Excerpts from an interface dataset
__________________________________________________
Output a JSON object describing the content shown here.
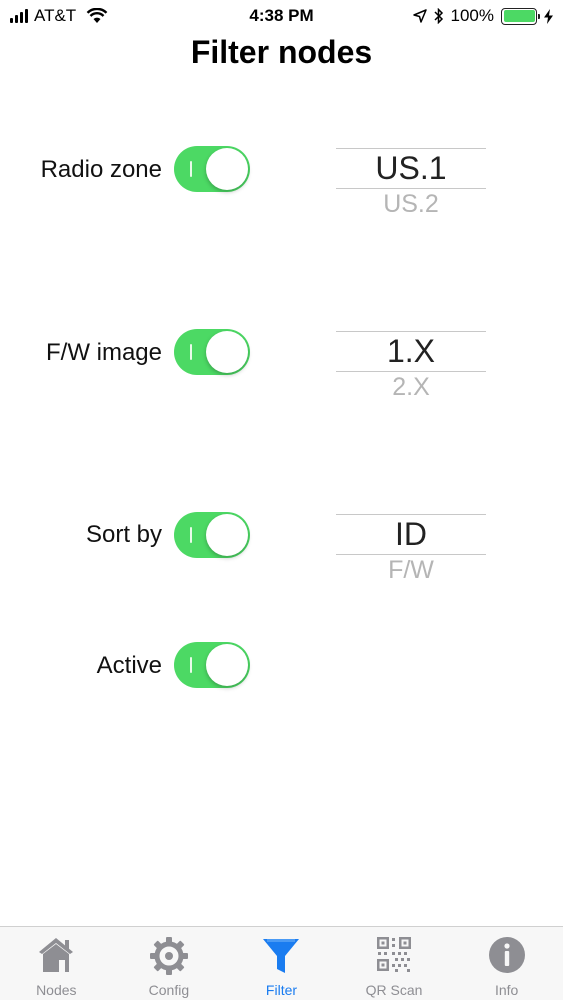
{
  "status_bar": {
    "carrier": "AT&T",
    "time": "4:38 PM",
    "battery_percent": "100%",
    "icons": [
      "signal-bars-icon",
      "wifi-icon",
      "location-arrow-icon",
      "bluetooth-icon",
      "battery-icon",
      "charging-bolt-icon"
    ]
  },
  "page": {
    "title": "Filter nodes"
  },
  "filters": [
    {
      "label": "Radio zone",
      "enabled": true,
      "picker_selected": "US.1",
      "picker_next": "US.2"
    },
    {
      "label": "F/W image",
      "enabled": true,
      "picker_selected": "1.X",
      "picker_next": "2.X"
    },
    {
      "label": "Sort by",
      "enabled": true,
      "picker_selected": "ID",
      "picker_next": "F/W"
    },
    {
      "label": "Active",
      "enabled": true
    }
  ],
  "tab_bar": {
    "tabs": [
      {
        "label": "Nodes",
        "icon": "house-icon"
      },
      {
        "label": "Config",
        "icon": "gear-icon"
      },
      {
        "label": "Filter",
        "icon": "funnel-icon",
        "active": true
      },
      {
        "label": "QR Scan",
        "icon": "qr-code-icon"
      },
      {
        "label": "Info",
        "icon": "info-icon"
      }
    ],
    "active_color": "#1a7cf0",
    "inactive_color": "#8e8e93"
  },
  "colors": {
    "toggle_on": "#4cd964"
  }
}
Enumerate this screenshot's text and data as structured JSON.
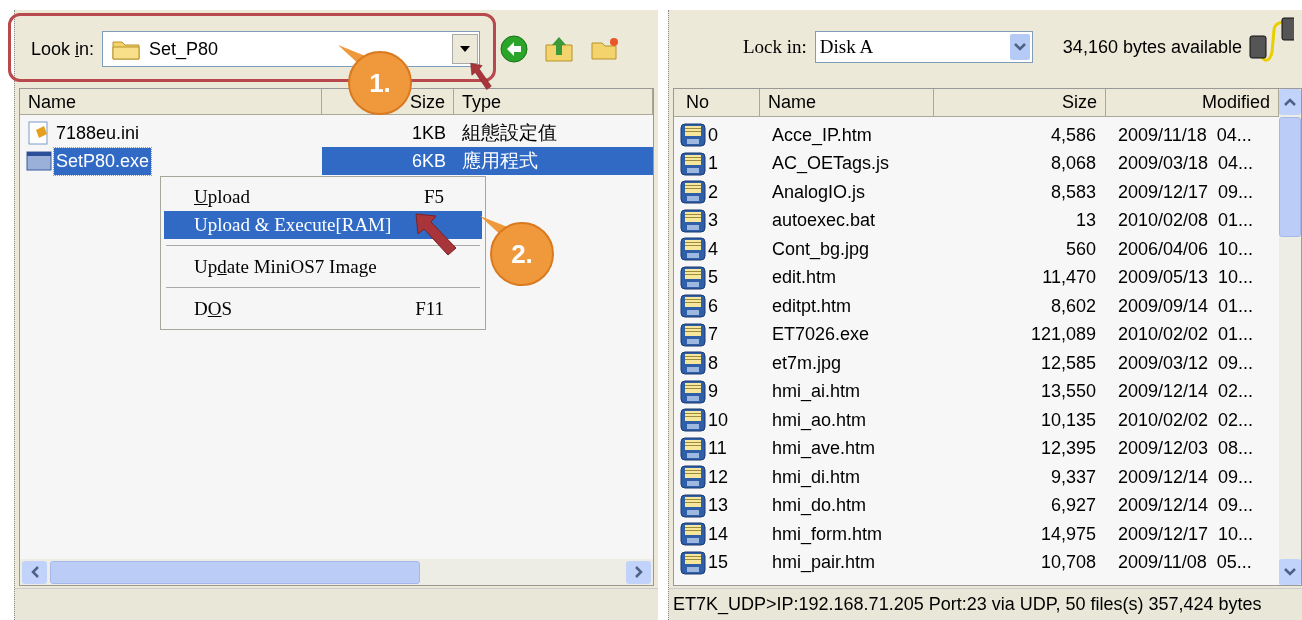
{
  "left_pane": {
    "look_in": {
      "label_parts": [
        {
          "text": "Look ",
          "underline": false
        },
        {
          "text": "i",
          "underline": true
        },
        {
          "text": "n:",
          "underline": false
        }
      ],
      "value": "Set_P80"
    },
    "columns": [
      "Name",
      "Size",
      "Type"
    ],
    "rows": [
      {
        "name": "7188eu.ini",
        "size": "1KB",
        "type": "組態設定值",
        "kind": "config",
        "selected": false
      },
      {
        "name": "SetP80.exe",
        "size": "6KB",
        "type": "應用程式",
        "kind": "app",
        "selected": true
      }
    ]
  },
  "context_menu": {
    "items": [
      {
        "kind": "item",
        "label_parts": [
          {
            "text": "U",
            "underline": true
          },
          {
            "text": "pload",
            "underline": false
          }
        ],
        "shortcut": "F5",
        "selected": false
      },
      {
        "kind": "item",
        "label_parts": [
          {
            "text": "Upload & Execute[RAM]",
            "underline": false
          }
        ],
        "selected": true
      },
      {
        "kind": "separator"
      },
      {
        "kind": "item",
        "label_parts": [
          {
            "text": "Up",
            "underline": false
          },
          {
            "text": "d",
            "underline": true
          },
          {
            "text": "ate MiniOS7 Image",
            "underline": false
          }
        ],
        "selected": false
      },
      {
        "kind": "separator"
      },
      {
        "kind": "item",
        "label_parts": [
          {
            "text": "D",
            "underline": false
          },
          {
            "text": "O",
            "underline": true
          },
          {
            "text": "S",
            "underline": false
          }
        ],
        "shortcut": "F11",
        "selected": false
      }
    ]
  },
  "right_pane": {
    "look_in": {
      "label": "Lock in:",
      "value": "Disk A"
    },
    "free_space": "34,160 bytes available",
    "columns": [
      "No",
      "Name",
      "Size",
      "Modified"
    ],
    "rows": [
      {
        "no": "0",
        "name": "Acce_IP.htm",
        "size": "4,586",
        "modified": "2009/11/18  04..."
      },
      {
        "no": "1",
        "name": "AC_OETags.js",
        "size": "8,068",
        "modified": "2009/03/18  04..."
      },
      {
        "no": "2",
        "name": "AnalogIO.js",
        "size": "8,583",
        "modified": "2009/12/17  09..."
      },
      {
        "no": "3",
        "name": "autoexec.bat",
        "size": "13",
        "modified": "2010/02/08  01..."
      },
      {
        "no": "4",
        "name": "Cont_bg.jpg",
        "size": "560",
        "modified": "2006/04/06  10..."
      },
      {
        "no": "5",
        "name": "edit.htm",
        "size": "11,470",
        "modified": "2009/05/13  10..."
      },
      {
        "no": "6",
        "name": "editpt.htm",
        "size": "8,602",
        "modified": "2009/09/14  01..."
      },
      {
        "no": "7",
        "name": "ET7026.exe",
        "size": "121,089",
        "modified": "2010/02/02  01..."
      },
      {
        "no": "8",
        "name": "et7m.jpg",
        "size": "12,585",
        "modified": "2009/03/12  09..."
      },
      {
        "no": "9",
        "name": "hmi_ai.htm",
        "size": "13,550",
        "modified": "2009/12/14  02..."
      },
      {
        "no": "10",
        "name": "hmi_ao.htm",
        "size": "10,135",
        "modified": "2010/02/02  02..."
      },
      {
        "no": "11",
        "name": "hmi_ave.htm",
        "size": "12,395",
        "modified": "2009/12/03  08..."
      },
      {
        "no": "12",
        "name": "hmi_di.htm",
        "size": "9,337",
        "modified": "2009/12/14  09..."
      },
      {
        "no": "13",
        "name": "hmi_do.htm",
        "size": "6,927",
        "modified": "2009/12/14  09..."
      },
      {
        "no": "14",
        "name": "hmi_form.htm",
        "size": "14,975",
        "modified": "2009/12/17  10..."
      },
      {
        "no": "15",
        "name": "hmi_pair.htm",
        "size": "10,708",
        "modified": "2009/11/08  05..."
      }
    ],
    "status": "ET7K_UDP>IP:192.168.71.205 Port:23 via UDP, 50 files(s) 357,424 bytes"
  },
  "callouts": [
    {
      "label": "1."
    },
    {
      "label": "2."
    }
  ]
}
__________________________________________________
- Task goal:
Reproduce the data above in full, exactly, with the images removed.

- Reply:
Output a JSON object describing the content shown here.
{
  "status_bar": {
    "carrier": "AT&T",
    "time": "4:38 PM",
    "battery_percent": "100%",
    "icons": [
      "signal-bars-icon",
      "wifi-icon",
      "location-arrow-icon",
      "bluetooth-icon",
      "battery-icon",
      "charging-bolt-icon"
    ]
  },
  "page": {
    "title": "Filter nodes"
  },
  "filters": [
    {
      "label": "Radio zone",
      "enabled": true,
      "picker_selected": "US.1",
      "picker_next": "US.2"
    },
    {
      "label": "F/W image",
      "enabled": true,
      "picker_selected": "1.X",
      "picker_next": "2.X"
    },
    {
      "label": "Sort by",
      "enabled": true,
      "picker_selected": "ID",
      "picker_next": "F/W"
    },
    {
      "label": "Active",
      "enabled": true
    }
  ],
  "tab_bar": {
    "tabs": [
      {
        "label": "Nodes",
        "icon": "house-icon"
      },
      {
        "label": "Config",
        "icon": "gear-icon"
      },
      {
        "label": "Filter",
        "icon": "funnel-icon",
        "active": true
      },
      {
        "label": "QR Scan",
        "icon": "qr-code-icon"
      },
      {
        "label": "Info",
        "icon": "info-icon"
      }
    ],
    "active_color": "#1a7cf0",
    "inactive_color": "#8e8e93"
  },
  "colors": {
    "toggle_on": "#4cd964"
  }
}
Enumerate this screenshot's text and data as structured JSON.
{
  "left_pane": {
    "look_in": {
      "label_parts": [
        {
          "text": "Look ",
          "underline": false
        },
        {
          "text": "i",
          "underline": true
        },
        {
          "text": "n:",
          "underline": false
        }
      ],
      "value": "Set_P80"
    },
    "columns": [
      "Name",
      "Size",
      "Type"
    ],
    "rows": [
      {
        "name": "7188eu.ini",
        "size": "1KB",
        "type": "組態設定值",
        "kind": "config",
        "selected": false
      },
      {
        "name": "SetP80.exe",
        "size": "6KB",
        "type": "應用程式",
        "kind": "app",
        "selected": true
      }
    ]
  },
  "context_menu": {
    "items": [
      {
        "kind": "item",
        "label_parts": [
          {
            "text": "U",
            "underline": true
          },
          {
            "text": "pload",
            "underline": false
          }
        ],
        "shortcut": "F5",
        "selected": false
      },
      {
        "kind": "item",
        "label_parts": [
          {
            "text": "Upload & Execute[RAM]",
            "underline": false
          }
        ],
        "selected": true
      },
      {
        "kind": "separator"
      },
      {
        "kind": "item",
        "label_parts": [
          {
            "text": "Up",
            "underline": false
          },
          {
            "text": "d",
            "underline": true
          },
          {
            "text": "ate MiniOS7 Image",
            "underline": false
          }
        ],
        "selected": false
      },
      {
        "kind": "separator"
      },
      {
        "kind": "item",
        "label_parts": [
          {
            "text": "D",
            "underline": false
          },
          {
            "text": "O",
            "underline": true
          },
          {
            "text": "S",
            "underline": false
          }
        ],
        "shortcut": "F11",
        "selected": false
      }
    ]
  },
  "right_pane": {
    "look_in": {
      "label": "Lock in:",
      "value": "Disk A"
    },
    "free_space": "34,160 bytes available",
    "columns": [
      "No",
      "Name",
      "Size",
      "Modified"
    ],
    "rows": [
      {
        "no": "0",
        "name": "Acce_IP.htm",
        "size": "4,586",
        "modified": "2009/11/18  04..."
      },
      {
        "no": "1",
        "name": "AC_OETags.js",
        "size": "8,068",
        "modified": "2009/03/18  04..."
      },
      {
        "no": "2",
        "name": "AnalogIO.js",
        "size": "8,583",
        "modified": "2009/12/17  09..."
      },
      {
        "no": "3",
        "name": "autoexec.bat",
        "size": "13",
        "modified": "2010/02/08  01..."
      },
      {
        "no": "4",
        "name": "Cont_bg.jpg",
        "size": "560",
        "modified": "2006/04/06  10..."
      },
      {
        "no": "5",
        "name": "edit.htm",
        "size": "11,470",
        "modified": "2009/05/13  10..."
      },
      {
        "no": "6",
        "name": "editpt.htm",
        "size": "8,602",
        "modified": "2009/09/14  01..."
      },
      {
        "no": "7",
        "name": "ET7026.exe",
        "size": "121,089",
        "modified": "2010/02/02  01..."
      },
      {
        "no": "8",
        "name": "et7m.jpg",
        "size": "12,585",
        "modified": "2009/03/12  09..."
      },
      {
        "no": "9",
        "name": "hmi_ai.htm",
        "size": "13,550",
        "modified": "2009/12/14  02..."
      },
      {
        "no": "10",
        "name": "hmi_ao.htm",
        "size": "10,135",
        "modified": "2010/02/02  02..."
      },
      {
        "no": "11",
        "name": "hmi_ave.htm",
        "size": "12,395",
        "modified": "2009/12/03  08..."
      },
      {
        "no": "12",
        "name": "hmi_di.htm",
        "size": "9,337",
        "modified": "2009/12/14  09..."
      },
      {
        "no": "13",
        "name": "hmi_do.htm",
        "size": "6,927",
        "modified": "2009/12/14  09..."
      },
      {
        "no": "14",
        "name": "hmi_form.htm",
        "size": "14,975",
        "modified": "2009/12/17  10..."
      },
      {
        "no": "15",
        "name": "hmi_pair.htm",
        "size": "10,708",
        "modified": "2009/11/08  05..."
      }
    ],
    "status": "ET7K_UDP>IP:192.168.71.205 Port:23 via UDP, 50 files(s) 357,424 bytes"
  },
  "callouts": [
    {
      "label": "1."
    },
    {
      "label": "2."
    }
  ]
}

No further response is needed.